I’ve been reflecting on all the good moments this summer – beaches, mountains, corn fields, family, friends – and as I flew back from my latest trip of delicious nuzzles with my baby nephew I read an article in Sunset magazine on the “Lost Coast” of Northern California.

The author Daniel Duane stood under the immense redwood trees and felt the “cathartic understanding of the immensity of creation and also of one’s blessed insignificance.”

That’s how I feel about God.

That when I am most connected, I am awe-struck with pure amazement at the creation surrounding me, and at the same time, reminded that I am but a small blip in time on this earth and this world that is beyond understanding. And then there’s the word blessed. That too. That though I am a grain of sand in this universe, I am pre-approved.

Big Trees.

We visited the park by that name this summer too, and I stood beneath those giants, awestruck.

What a gift to be reminded of the vast beauty of this world, to get perspective.

Summer for me is about relaxing, and also getting perspective. Nature helps. So do mountaintops, grains of sand, and staring at the amazing city that I love from the window of an airplane.

The Power of Story

Today I had the pleasure of watching the SF Mime Troupe perform in Glen Park. Our family’s real reason for attending was an entrepreneurial venture inspired by our six-year-old (selling fresh-picked blackberries!) but I sat and enjoyed the drama.

The story was complex – capturing three different people living in San Francisco in a time of conflict between housing, jobs, and a renewed tech boom – and the place of individual choice in the midst of such big forces. And it was fun! The story, the characters, all of it.

Afterwards (before the berry-selling bonanza) I was passed a flyer that made me feel a bit nostalgic. It was a flyer detailing the travesties against a worker/organizer in Mexico. It made me remember myself in a younger time, marching from Leon to Managua, Nicaragua in a now-forgotten protest. And now, despite the detail of the person on the flyer, and the detail of the U.S. government’s military involvement in Mexico, I wasn’t moved to action.

But I kept thinking about the SF Mime Troupe’s performance – a timely commentary on the complexity of life in today’s city of dreams.

Today on the radio I heard that Sea World was making some changes to its policies and treatment of its large mammals – due to declining attendance, and to the increased media and public attention brought by the documentary Blackfish.

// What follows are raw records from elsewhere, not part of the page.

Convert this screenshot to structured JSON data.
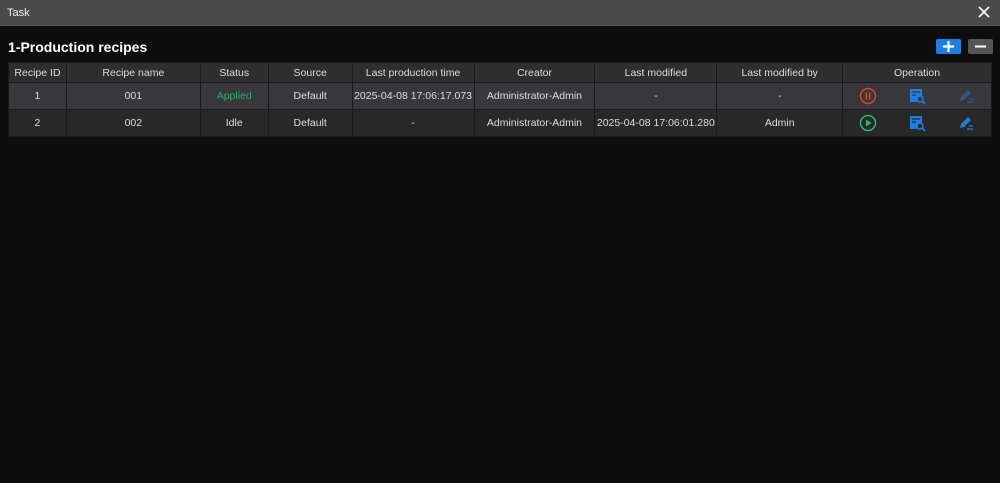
{
  "window": {
    "title": "Task"
  },
  "section": {
    "title": "1-Production recipes"
  },
  "colors": {
    "applied": "#2faa6a",
    "pause": "#d9432b",
    "play": "#2fb36f",
    "accent": "#1e7fe0"
  },
  "table": {
    "columns": [
      "Recipe ID",
      "Recipe name",
      "Status",
      "Source",
      "Last production time",
      "Creator",
      "Last modified",
      "Last modified by",
      "Operation"
    ],
    "rows": [
      {
        "id": "1",
        "name": "001",
        "status": "Applied",
        "source": "Default",
        "last_production": "2025-04-08 17:06:17.073",
        "creator": "Administrator-Admin",
        "last_modified": "-",
        "modified_by": "-",
        "toggle_icon": "pause-icon",
        "edit_enabled": false
      },
      {
        "id": "2",
        "name": "002",
        "status": "Idle",
        "source": "Default",
        "last_production": "-",
        "creator": "Administrator-Admin",
        "last_modified": "2025-04-08 17:06:01.280",
        "modified_by": "Admin",
        "toggle_icon": "play-icon",
        "edit_enabled": true
      }
    ]
  }
}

Jeff and I watched the movie. It was terrible. And though we couldn’t speak much about it afterward, the one sentence we did utter was this: We are never taking our family to Seaworld.

The power of story.

There are story-tellers in our midst. You are likely one of them. And the fact that I’ve realized today is that there are many truths that only story-tellers can convey. I will read a flyer on a Mexican worker-organizer and I will forget it tomorrow. But this story about my City, this story about this whales, I will never forget.

Jesus was a story-teller. Not a flyer-passer-outer. But someone who told lots and lots of stories. There is meaning is this. Because in stories, there is truth to be found in the nuances.

I went on a prayer retreat and we examined the story Jesus told of the prodigal son. ¬†What was so amazing about the retreat was the way that the story filled us – as we looked at the same story from different angles – from the son who went away and wasted the fortune (and was then embraced wholeheartedly), the son who stayed, and finally the father. Stories are so powerful because they are alive – and it’s hard for me to imagine that a story that it thousands of years old still has power and meaning for me. Yet it does.

Robin Williams died this week. He’s a bit of a local son in San Francisco, and we are talking about him and mourning him. He was a strory-teller too. Don’t be afraid to tell your story, and the stories that move you. In the end, they are the only thing that will!